**Work instructions:** The reply should consist of the full listing, repeated word for word.
BEGIN Input data
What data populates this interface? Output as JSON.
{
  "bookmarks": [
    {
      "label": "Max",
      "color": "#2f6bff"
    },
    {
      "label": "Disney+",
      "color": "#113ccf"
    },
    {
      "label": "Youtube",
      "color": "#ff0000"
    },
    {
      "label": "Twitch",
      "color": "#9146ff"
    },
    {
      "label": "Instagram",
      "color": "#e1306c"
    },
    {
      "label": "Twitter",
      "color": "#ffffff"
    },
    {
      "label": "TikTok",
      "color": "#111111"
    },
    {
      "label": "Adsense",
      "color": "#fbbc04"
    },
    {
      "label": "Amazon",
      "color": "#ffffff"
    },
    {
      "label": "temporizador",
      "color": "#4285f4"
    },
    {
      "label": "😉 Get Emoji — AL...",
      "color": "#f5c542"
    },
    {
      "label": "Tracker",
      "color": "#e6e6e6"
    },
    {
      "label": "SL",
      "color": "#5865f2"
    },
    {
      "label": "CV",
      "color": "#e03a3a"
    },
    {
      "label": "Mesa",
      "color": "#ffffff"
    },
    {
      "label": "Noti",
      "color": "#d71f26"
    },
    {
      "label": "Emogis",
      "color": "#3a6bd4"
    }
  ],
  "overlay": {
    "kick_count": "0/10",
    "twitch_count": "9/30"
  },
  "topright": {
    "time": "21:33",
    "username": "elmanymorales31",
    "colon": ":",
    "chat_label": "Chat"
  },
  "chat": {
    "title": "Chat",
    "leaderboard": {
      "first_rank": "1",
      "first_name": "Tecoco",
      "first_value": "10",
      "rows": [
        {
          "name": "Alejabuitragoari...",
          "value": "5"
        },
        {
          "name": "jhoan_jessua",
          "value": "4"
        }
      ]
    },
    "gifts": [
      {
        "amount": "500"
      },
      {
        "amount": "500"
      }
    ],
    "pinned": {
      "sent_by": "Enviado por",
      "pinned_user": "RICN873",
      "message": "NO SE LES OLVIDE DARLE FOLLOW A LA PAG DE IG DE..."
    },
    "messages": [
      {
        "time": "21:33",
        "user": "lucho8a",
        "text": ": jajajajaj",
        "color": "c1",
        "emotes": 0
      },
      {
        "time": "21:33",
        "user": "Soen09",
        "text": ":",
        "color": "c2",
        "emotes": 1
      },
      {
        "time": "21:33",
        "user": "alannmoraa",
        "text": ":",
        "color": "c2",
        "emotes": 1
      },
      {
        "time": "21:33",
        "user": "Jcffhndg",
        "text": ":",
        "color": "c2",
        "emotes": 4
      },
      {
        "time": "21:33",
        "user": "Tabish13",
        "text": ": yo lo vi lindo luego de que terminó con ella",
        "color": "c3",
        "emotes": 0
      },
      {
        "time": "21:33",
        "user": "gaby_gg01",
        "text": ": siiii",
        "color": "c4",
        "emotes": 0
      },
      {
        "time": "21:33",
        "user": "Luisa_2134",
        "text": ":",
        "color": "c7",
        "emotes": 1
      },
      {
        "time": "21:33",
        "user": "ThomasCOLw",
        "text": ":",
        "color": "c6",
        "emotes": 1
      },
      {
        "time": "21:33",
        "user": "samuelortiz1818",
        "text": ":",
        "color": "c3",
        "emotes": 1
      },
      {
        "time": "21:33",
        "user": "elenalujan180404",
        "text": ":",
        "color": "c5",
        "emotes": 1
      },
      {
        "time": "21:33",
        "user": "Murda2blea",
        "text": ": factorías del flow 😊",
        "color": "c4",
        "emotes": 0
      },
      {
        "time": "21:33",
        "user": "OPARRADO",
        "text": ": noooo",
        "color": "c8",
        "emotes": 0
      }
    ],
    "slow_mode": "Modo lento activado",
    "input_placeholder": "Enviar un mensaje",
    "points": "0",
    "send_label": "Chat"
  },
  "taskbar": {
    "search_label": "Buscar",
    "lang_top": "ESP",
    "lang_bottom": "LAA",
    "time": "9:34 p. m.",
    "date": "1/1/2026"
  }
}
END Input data
**Your response:**
What data populates this interface? Output as JSON.
{
  "bookmarks": [
    {
      "label": "Max",
      "color": "#2f6bff"
    },
    {
      "label": "Disney+",
      "color": "#113ccf"
    },
    {
      "label": "Youtube",
      "color": "#ff0000"
    },
    {
      "label": "Twitch",
      "color": "#9146ff"
    },
    {
      "label": "Instagram",
      "color": "#e1306c"
    },
    {
      "label": "Twitter",
      "color": "#ffffff"
    },
    {
      "label": "TikTok",
      "color": "#111111"
    },
    {
      "label": "Adsense",
      "color": "#fbbc04"
    },
    {
      "label": "Amazon",
      "color": "#ffffff"
    },
    {
      "label": "temporizador",
      "color": "#4285f4"
    },
    {
      "label": "😉 Get Emoji — AL...",
      "color": "#f5c542"
    },
    {
      "label": "Tracker",
      "color": "#e6e6e6"
    },
    {
      "label": "SL",
      "color": "#5865f2"
    },
    {
      "label": "CV",
      "color": "#e03a3a"
    },
    {
      "label": "Mesa",
      "color": "#ffffff"
    },
    {
      "label": "Noti",
      "color": "#d71f26"
    },
    {
      "label": "Emogis",
      "color": "#3a6bd4"
    }
  ],
  "overlay": {
    "kick_count": "0/10",
    "twitch_count": "9/30"
  },
  "topright": {
    "time": "21:33",
    "username": "elmanymorales31",
    "colon": ":",
    "chat_label": "Chat"
  },
  "chat": {
    "title": "Chat",
    "leaderboard": {
      "first_rank": "1",
      "first_name": "Tecoco",
      "first_value": "10",
      "rows": [
        {
          "name": "Alejabuitragoari...",
          "value": "5"
        },
        {
          "name": "jhoan_jessua",
          "value": "4"
        }
      ]
    },
    "gifts": [
      {
        "amount": "500"
      },
      {
        "amount": "500"
      }
    ],
    "pinned": {
      "sent_by": "Enviado por",
      "pinned_user": "RICN873",
      "message": "NO SE LES OLVIDE DARLE FOLLOW A LA PAG DE IG DE..."
    },
    "messages": [
      {
        "time": "21:33",
        "user": "lucho8a",
        "text": ": jajajajaj",
        "color": "c1",
        "emotes": 0
      },
      {
        "time": "21:33",
        "user": "Soen09",
        "text": ":",
        "color": "c2",
        "emotes": 1
      },
      {
        "time": "21:33",
        "user": "alannmoraa",
        "text": ":",
        "color": "c2",
        "emotes": 1
      },
      {
        "time": "21:33",
        "user": "Jcffhndg",
        "text": ":",
        "color": "c2",
        "emotes": 4
      },
      {
        "time": "21:33",
        "user": "Tabish13",
        "text": ": yo lo vi lindo luego de que terminó con ella",
        "color": "c3",
        "emotes": 0
      },
      {
        "time": "21:33",
        "user": "gaby_gg01",
        "text": ": siiii",
        "color": "c4",
        "emotes": 0
      },
      {
        "time": "21:33",
        "user": "Luisa_2134",
        "text": ":",
        "color": "c7",
        "emotes": 1
      },
      {
        "time": "21:33",
        "user": "ThomasCOLw",
        "text": ":",
        "color": "c6",
        "emotes": 1
      },
      {
        "time": "21:33",
        "user": "samuelortiz1818",
        "text": ":",
        "color": "c3",
        "emotes": 1
      },
      {
        "time": "21:33",
        "user": "elenalujan180404",
        "text": ":",
        "color": "c5",
        "emotes": 1
      },
      {
        "time": "21:33",
        "user": "Murda2blea",
        "text": ": factorías del flow 😊",
        "color": "c4",
        "emotes": 0
      },
      {
        "time": "21:33",
        "user": "OPARRADO",
        "text": ": noooo",
        "color": "c8",
        "emotes": 0
      }
    ],
    "slow_mode": "Modo lento activado",
    "input_placeholder": "Enviar un mensaje",
    "points": "0",
    "send_label": "Chat"
  },
  "taskbar": {
    "search_label": "Buscar",
    "lang_top": "ESP",
    "lang_bottom": "LAA",
    "time": "9:34 p. m.",
    "date": "1/1/2026"
  }
}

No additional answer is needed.